There’s a lot to this game; in addition to a litany of activities you can engage in to take back the streets from the Blighters, there’s a pile of side quests ranging from helping out Charles Darwin to solving supernatural mysteries with Charles Dickens; if you have the appropriate DLC, you can solve murders much in the same fashion as in Unity, plus there’s an entire questline — seemingly set after the main storyline — where you help Duleep Singh, the last Maharaja of the Sikh Empire.

In a lot of ways, Syndicate is what Unity should have been. It plays better, it runs better, the quest design is more fun, the characters are more entertaining. The setting is a bold choice considering the much more popular period of the late 1880s and 1890s (and don’t worry, Jack the Ripper gets his own DLC, which I’ll cover eventually.) It’s also less aggressively revisionist; where Unity depicted the French Revolution as a plot by the Templars to scare the plebes into accepting the stability of a monarchy again, Syndicate is more direct in its criticism of capitalism and the kind of people who are capitalists. London suffers under the yoke of rich bastards exploiting people, and the game makes sure you know it.

While the series had been getting more and more RPG-like — complete with equipment that you can unlock as you level up — Syndicate might be regarded as the last “traditional” game in the series. The modern-day storyline at this point had become borderline non-existent; with the end of the Desmond saga, Ubisoft seemed to have been floundering in the search for some new animating focus. They wouldn’t find it until the introduction of Layla Hassan in Assassin’s Creed Origin, which serves as a sort of reboot for the series, going further back than we’ve ever been while also launching a new era. Syndicate might arguably be considered filler in the broader context of the series, but it’s good filler.

I enjoyed my time with Syndicate; not counting the Jack the Ripper DLC (stay tuned for my review of that!) this will probably be my last outing with the series for some time, but it’s as good a send-off as any.

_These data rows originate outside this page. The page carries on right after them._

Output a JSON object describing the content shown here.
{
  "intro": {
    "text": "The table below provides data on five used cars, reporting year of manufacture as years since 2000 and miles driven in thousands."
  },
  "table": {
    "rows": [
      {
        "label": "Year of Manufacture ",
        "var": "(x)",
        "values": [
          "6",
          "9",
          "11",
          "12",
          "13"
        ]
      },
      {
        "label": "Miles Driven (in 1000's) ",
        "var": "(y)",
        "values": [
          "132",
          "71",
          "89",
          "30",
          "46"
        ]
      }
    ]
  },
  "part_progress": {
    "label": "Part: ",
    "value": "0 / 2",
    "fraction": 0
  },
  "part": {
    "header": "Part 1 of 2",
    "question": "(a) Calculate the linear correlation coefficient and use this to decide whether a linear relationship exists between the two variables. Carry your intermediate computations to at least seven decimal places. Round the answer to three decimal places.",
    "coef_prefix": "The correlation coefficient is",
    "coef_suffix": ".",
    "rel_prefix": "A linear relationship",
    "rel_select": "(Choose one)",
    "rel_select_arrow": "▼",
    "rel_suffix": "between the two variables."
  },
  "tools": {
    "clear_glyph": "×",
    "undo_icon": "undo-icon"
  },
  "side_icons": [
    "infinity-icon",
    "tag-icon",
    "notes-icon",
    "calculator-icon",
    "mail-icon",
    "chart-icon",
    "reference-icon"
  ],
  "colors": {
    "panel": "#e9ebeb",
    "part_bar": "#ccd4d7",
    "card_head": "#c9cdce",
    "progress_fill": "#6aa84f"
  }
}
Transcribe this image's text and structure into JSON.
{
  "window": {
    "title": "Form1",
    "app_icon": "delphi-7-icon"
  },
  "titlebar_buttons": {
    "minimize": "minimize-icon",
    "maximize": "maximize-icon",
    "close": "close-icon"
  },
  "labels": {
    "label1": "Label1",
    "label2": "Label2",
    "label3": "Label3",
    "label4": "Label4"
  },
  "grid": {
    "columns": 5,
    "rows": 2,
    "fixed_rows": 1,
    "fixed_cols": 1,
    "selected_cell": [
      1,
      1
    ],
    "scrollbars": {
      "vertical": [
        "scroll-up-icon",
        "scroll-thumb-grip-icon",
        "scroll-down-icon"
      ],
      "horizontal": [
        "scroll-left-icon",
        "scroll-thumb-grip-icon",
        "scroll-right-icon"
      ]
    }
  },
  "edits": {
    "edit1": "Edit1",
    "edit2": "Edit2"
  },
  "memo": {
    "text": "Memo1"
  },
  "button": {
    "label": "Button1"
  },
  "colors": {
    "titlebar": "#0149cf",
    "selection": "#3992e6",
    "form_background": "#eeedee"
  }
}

june gloom

Media critic, retired streamer, furry. I love you. [she/her]